Blazing a New Trail
Over the course of nearly two decades, the Fund worked with numerous partners to link the Pinhoti Trail in Alabama to the Appalachian Trail in north Georgia. By conserving key properties and extending the Pinhoti Trail, we linked the two trails and extended the reach of the Appalachian Trail into Alabama.
Our efforts began back in 1985 when the Alabama Trails Association approached us to engage private landowners and negotiate the acquisition of properties that were key to completing the trail. We helped acquire nearly 10 properties, protecting more than 7,000 acres and adding more than 20 miles to the Pinhoti Trail across Alabama and Georgia. Finally, in 2006, the purchase of three miles of trail corridor culminated the effort to link the Pinhoti Trail to the Appalachian Trail.
Even after linking the trails, our work continued: In 2009, we protected the eight-mile crest of Rebecca Mountain, a major ridge in the Appalachian Mountains. This land allows the U.S. Forest Service to complete a portion of the Pinhoti Trail that connects Rebecca Mountain to the Appalachian Trail in Georgia. This property is open to visitors for hiking, camping and recreation.
Why This Project MattersWith three million people hiking a portion each year, the Appalachian Trail is one of the most well-known places to experience the outdoors. The Conservation Fund has protected land around the iconic trail in Alabama, Tennessee, Vermont and New Hampshire. Our efforts continue, ensuring that one of America’s favorite places is protected for future generations.
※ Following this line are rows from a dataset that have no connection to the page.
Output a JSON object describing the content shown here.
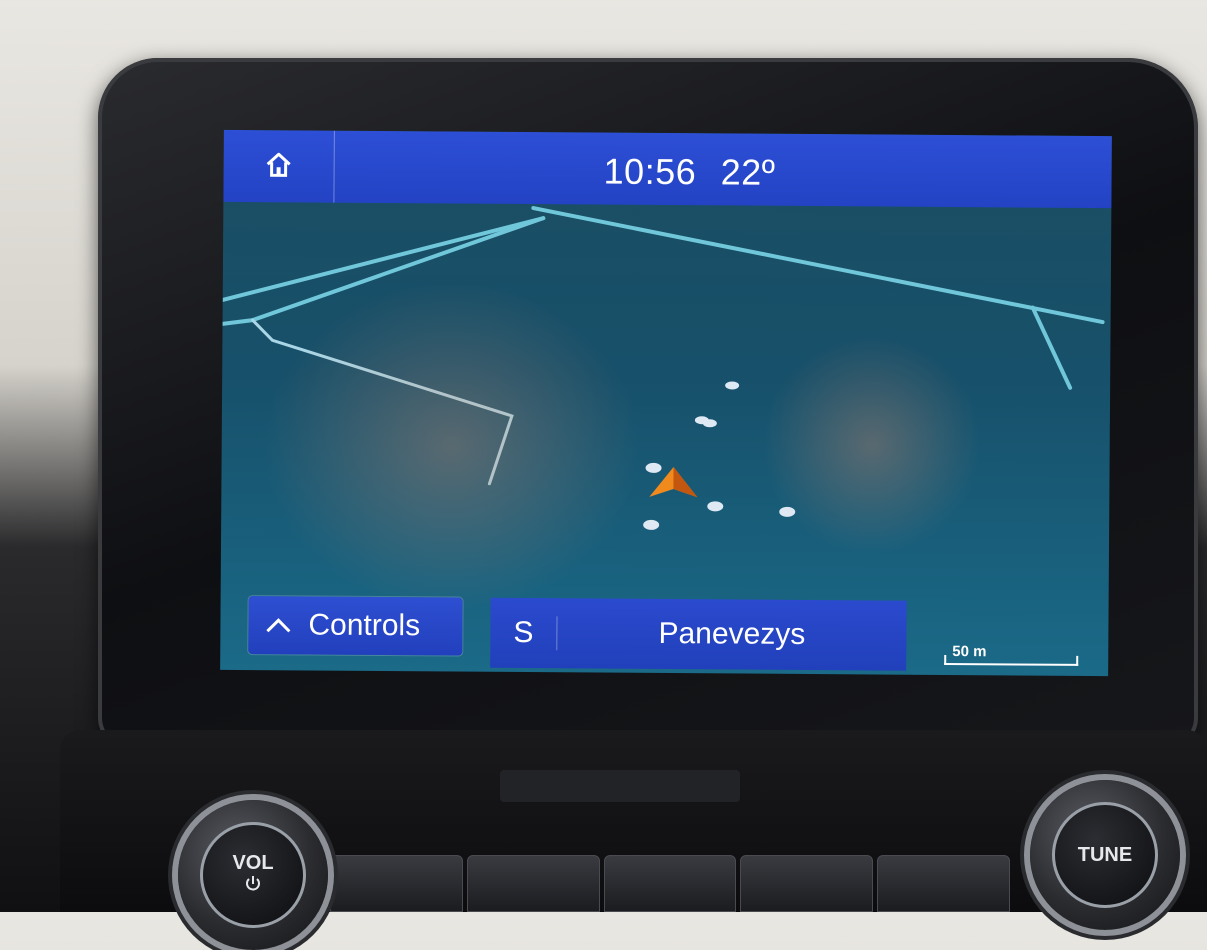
{
  "header": {
    "time": "10:56",
    "temperature": "22º"
  },
  "map": {
    "controls_label": "Controls",
    "heading": "S",
    "street_name": "Panevezys",
    "scale_label": "50 m",
    "road_color": "#6fc7d9",
    "arrow_color": "#f08a1c"
  },
  "hardware": {
    "vol_label": "VOL",
    "tune_label": "TUNE"
  },
  "icons": {
    "home": "home-icon",
    "chevron": "chevron-up-icon",
    "power": "power-icon"
  }
}
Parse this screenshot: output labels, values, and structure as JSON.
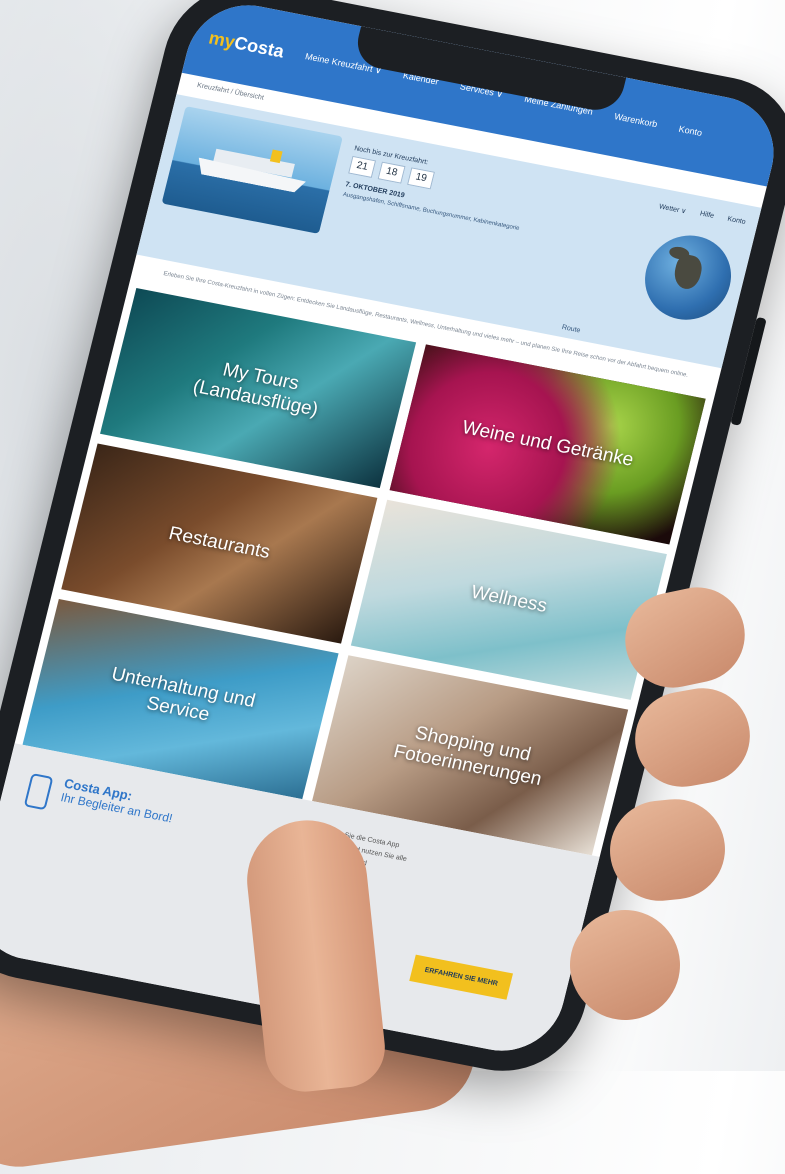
{
  "nav": {
    "logo_my": "my",
    "logo_brand": "Costa",
    "items": [
      "Meine Kreuzfahrt ∨",
      "Kalender",
      "Services ∨",
      "Meine Zahlungen",
      "Warenkorb",
      "Konto"
    ]
  },
  "breadcrumb": "Kreuzfahrt / Übersicht",
  "banner": {
    "countdown_label": "Noch bis zur Kreuzfahrt:",
    "countdown": [
      "21",
      "18",
      "19"
    ],
    "date": "7. OKTOBER 2019",
    "details": "Ausgangshafen, Schiffsname, Buchungsnummer, Kabinenkategorie",
    "menu": [
      "Wetter ∨",
      "Hilfe",
      "Konto"
    ],
    "globe_caption": "Route"
  },
  "intro": "Erleben Sie Ihre Costa-Kreuzfahrt in vollen Zügen: Entdecken Sie Landausflüge, Restaurants, Wellness, Unterhaltung und vieles mehr – und planen Sie Ihre Reise schon vor der Abfahrt bequem online.",
  "tiles": [
    {
      "label": "My Tours\n(Landausflüge)"
    },
    {
      "label": "Weine und Getränke"
    },
    {
      "label": "Restaurants"
    },
    {
      "label": "Wellness"
    },
    {
      "label": "Unterhaltung und\nService"
    },
    {
      "label": "Shopping und\nFotoerinnerungen"
    }
  ],
  "footer": {
    "app_title": "Costa App:",
    "app_sub": "Ihr Begleiter an Bord!",
    "blurb": "Laden Sie die Costa App herunter und nutzen Sie alle Vorteile an Bord",
    "cta": "ERFAHREN SIE MEHR"
  },
  "colors": {
    "brand_blue": "#2f76c9",
    "brand_yellow": "#f2c01e"
  }
}
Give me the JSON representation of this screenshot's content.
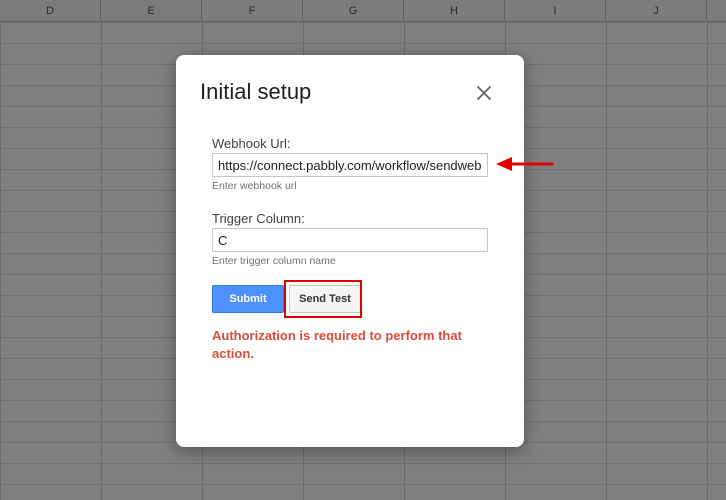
{
  "sheet": {
    "columns": [
      "D",
      "E",
      "F",
      "G",
      "H",
      "I",
      "J"
    ]
  },
  "dialog": {
    "title": "Initial setup",
    "webhook": {
      "label": "Webhook Url:",
      "value": "https://connect.pabbly.com/workflow/sendwebl",
      "hint": "Enter webhook url"
    },
    "trigger": {
      "label": "Trigger Column:",
      "value": "C",
      "hint": "Enter trigger column name"
    },
    "submit_label": "Submit",
    "send_test_label": "Send Test",
    "error_message": "Authorization is required to perform that action."
  },
  "colors": {
    "submit": "#4d90fe",
    "error": "#dd4b39",
    "annotation": "#e00000"
  },
  "icons": {
    "close": "close-icon",
    "annotation_arrow": "arrow-left-icon"
  }
}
"When I was 16 and 17 years old I took my first long hikes on the Appalachian Trail and developed the dream of linking the mountains of Alabama to the Appalachian Trail. Today that dream is a reality. It is an extraordinary achievement born from hundreds of volunteer hours and decades of work to link the trail between Alabama and Georgia.”— Mike Leonard, founder of the Alabama Trails Association